### PROMPT
For the data below, the lines that hold "mention" should be counted; only the resulting number is expected.

### EXERCISE MATERIAL
=== Section Start ===
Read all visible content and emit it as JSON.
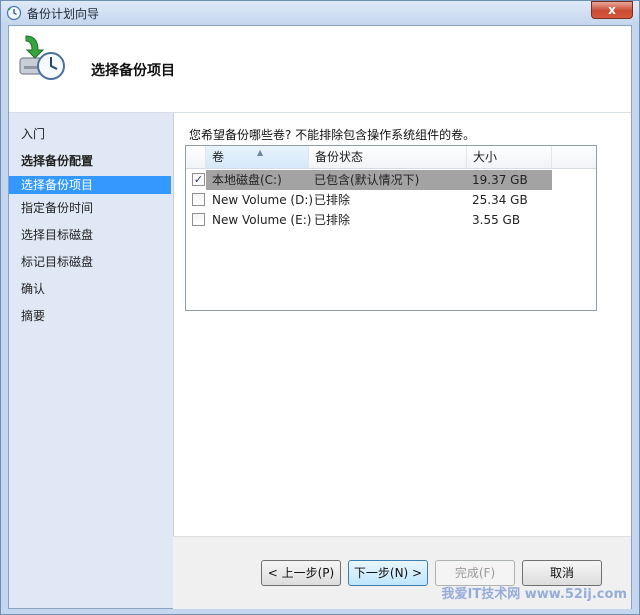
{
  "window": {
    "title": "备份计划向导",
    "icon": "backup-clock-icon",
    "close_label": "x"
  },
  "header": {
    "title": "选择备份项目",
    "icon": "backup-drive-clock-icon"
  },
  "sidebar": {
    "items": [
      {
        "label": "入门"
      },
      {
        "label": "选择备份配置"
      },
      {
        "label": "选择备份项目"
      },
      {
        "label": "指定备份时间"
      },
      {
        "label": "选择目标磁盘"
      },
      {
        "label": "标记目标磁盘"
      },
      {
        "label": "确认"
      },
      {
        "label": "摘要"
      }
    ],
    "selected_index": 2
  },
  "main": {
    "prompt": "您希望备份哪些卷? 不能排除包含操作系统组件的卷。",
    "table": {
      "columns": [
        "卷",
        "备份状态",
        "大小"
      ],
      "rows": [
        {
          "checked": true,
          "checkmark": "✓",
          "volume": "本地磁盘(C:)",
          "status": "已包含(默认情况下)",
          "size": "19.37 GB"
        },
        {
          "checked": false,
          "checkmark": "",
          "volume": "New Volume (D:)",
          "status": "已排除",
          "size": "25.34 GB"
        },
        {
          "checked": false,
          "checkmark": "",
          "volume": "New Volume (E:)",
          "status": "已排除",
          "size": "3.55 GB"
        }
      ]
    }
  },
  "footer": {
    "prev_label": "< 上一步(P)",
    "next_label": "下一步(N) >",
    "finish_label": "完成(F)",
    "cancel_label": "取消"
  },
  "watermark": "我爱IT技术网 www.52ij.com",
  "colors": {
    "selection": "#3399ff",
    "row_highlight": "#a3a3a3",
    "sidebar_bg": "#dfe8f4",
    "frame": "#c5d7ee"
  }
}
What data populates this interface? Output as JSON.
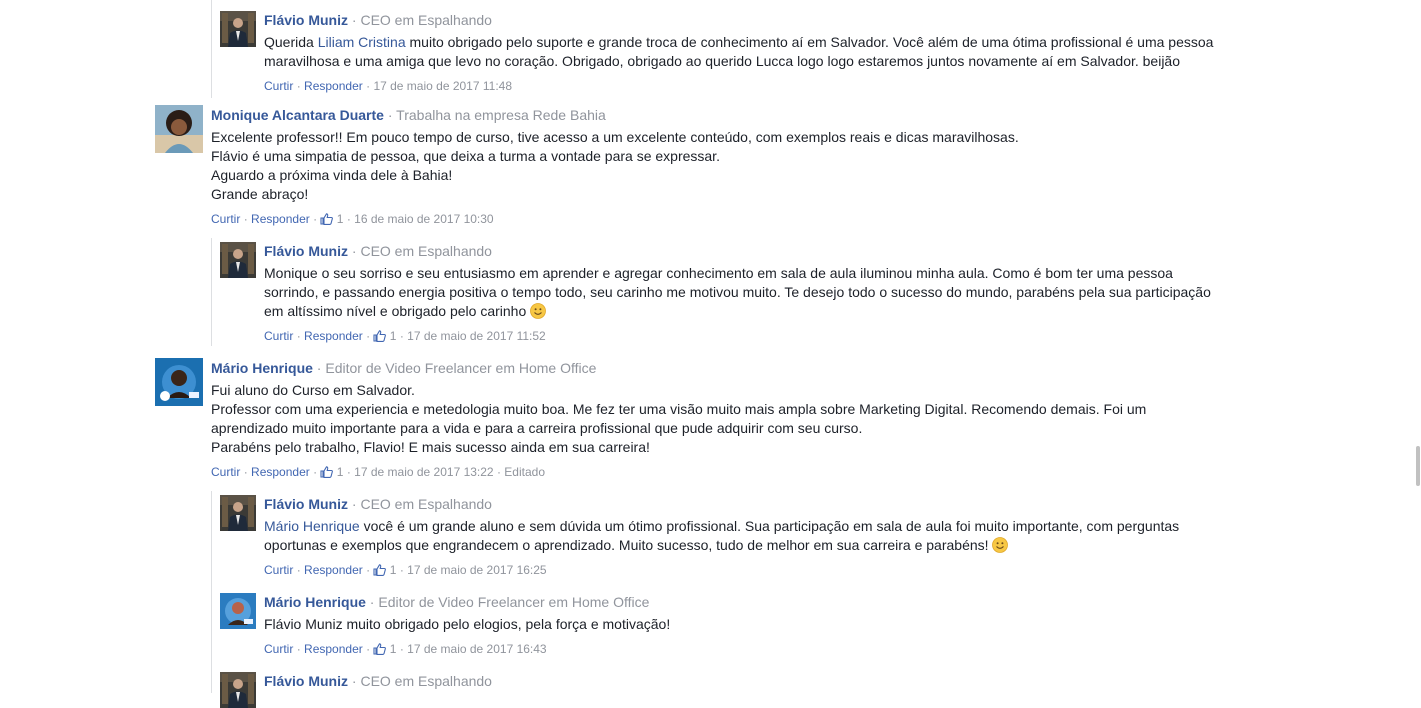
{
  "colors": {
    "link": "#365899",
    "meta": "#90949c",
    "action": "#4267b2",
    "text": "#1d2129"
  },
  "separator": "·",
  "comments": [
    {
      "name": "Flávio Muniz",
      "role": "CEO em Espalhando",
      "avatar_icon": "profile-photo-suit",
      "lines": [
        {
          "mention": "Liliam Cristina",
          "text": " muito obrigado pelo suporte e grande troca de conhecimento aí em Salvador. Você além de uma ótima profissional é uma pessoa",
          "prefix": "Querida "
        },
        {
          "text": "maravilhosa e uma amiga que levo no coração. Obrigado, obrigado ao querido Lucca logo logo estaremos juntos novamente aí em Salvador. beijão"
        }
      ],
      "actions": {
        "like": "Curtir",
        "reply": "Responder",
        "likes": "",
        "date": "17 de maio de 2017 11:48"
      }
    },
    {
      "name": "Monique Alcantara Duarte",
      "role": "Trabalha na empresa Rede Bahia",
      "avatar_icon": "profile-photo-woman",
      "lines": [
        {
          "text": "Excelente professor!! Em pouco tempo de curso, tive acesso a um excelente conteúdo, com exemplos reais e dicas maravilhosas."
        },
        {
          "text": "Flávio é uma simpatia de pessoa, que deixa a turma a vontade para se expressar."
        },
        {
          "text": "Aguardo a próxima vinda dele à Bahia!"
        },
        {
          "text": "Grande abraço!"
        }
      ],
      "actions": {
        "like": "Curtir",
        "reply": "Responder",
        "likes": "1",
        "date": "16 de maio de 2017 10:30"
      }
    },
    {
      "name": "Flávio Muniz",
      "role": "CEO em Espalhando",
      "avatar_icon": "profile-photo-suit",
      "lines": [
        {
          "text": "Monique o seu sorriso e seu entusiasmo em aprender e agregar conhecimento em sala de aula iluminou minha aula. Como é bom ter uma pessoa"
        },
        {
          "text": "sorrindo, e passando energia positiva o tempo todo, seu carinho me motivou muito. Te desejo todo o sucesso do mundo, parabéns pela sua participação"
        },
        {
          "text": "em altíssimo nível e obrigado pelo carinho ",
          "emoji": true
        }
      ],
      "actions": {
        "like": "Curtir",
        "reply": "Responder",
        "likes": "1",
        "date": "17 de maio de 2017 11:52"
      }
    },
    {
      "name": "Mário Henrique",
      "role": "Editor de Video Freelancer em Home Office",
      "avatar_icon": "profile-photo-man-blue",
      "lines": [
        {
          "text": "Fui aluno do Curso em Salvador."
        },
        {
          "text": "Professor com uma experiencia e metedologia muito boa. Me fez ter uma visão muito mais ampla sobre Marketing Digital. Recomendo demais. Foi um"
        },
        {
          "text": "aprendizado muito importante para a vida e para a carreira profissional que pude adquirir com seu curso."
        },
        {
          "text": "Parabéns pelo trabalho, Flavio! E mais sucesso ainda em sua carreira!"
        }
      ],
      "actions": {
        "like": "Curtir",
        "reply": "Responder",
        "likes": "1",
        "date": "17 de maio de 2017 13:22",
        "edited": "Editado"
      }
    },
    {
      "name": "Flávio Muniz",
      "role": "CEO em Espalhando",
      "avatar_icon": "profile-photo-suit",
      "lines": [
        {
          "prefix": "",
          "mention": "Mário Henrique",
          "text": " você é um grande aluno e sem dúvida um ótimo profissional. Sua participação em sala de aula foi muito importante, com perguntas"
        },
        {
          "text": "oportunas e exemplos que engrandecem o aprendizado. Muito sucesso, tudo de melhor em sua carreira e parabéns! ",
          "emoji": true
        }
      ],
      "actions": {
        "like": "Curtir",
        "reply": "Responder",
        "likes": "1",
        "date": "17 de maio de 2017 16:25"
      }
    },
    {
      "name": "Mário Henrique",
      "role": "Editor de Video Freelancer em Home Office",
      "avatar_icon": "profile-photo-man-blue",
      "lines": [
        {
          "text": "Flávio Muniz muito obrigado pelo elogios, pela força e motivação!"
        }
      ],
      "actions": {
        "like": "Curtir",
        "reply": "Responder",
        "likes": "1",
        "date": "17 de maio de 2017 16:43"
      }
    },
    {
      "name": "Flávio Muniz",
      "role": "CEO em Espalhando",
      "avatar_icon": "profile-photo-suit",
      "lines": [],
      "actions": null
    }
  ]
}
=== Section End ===
### EXERCISE SOLUTION
2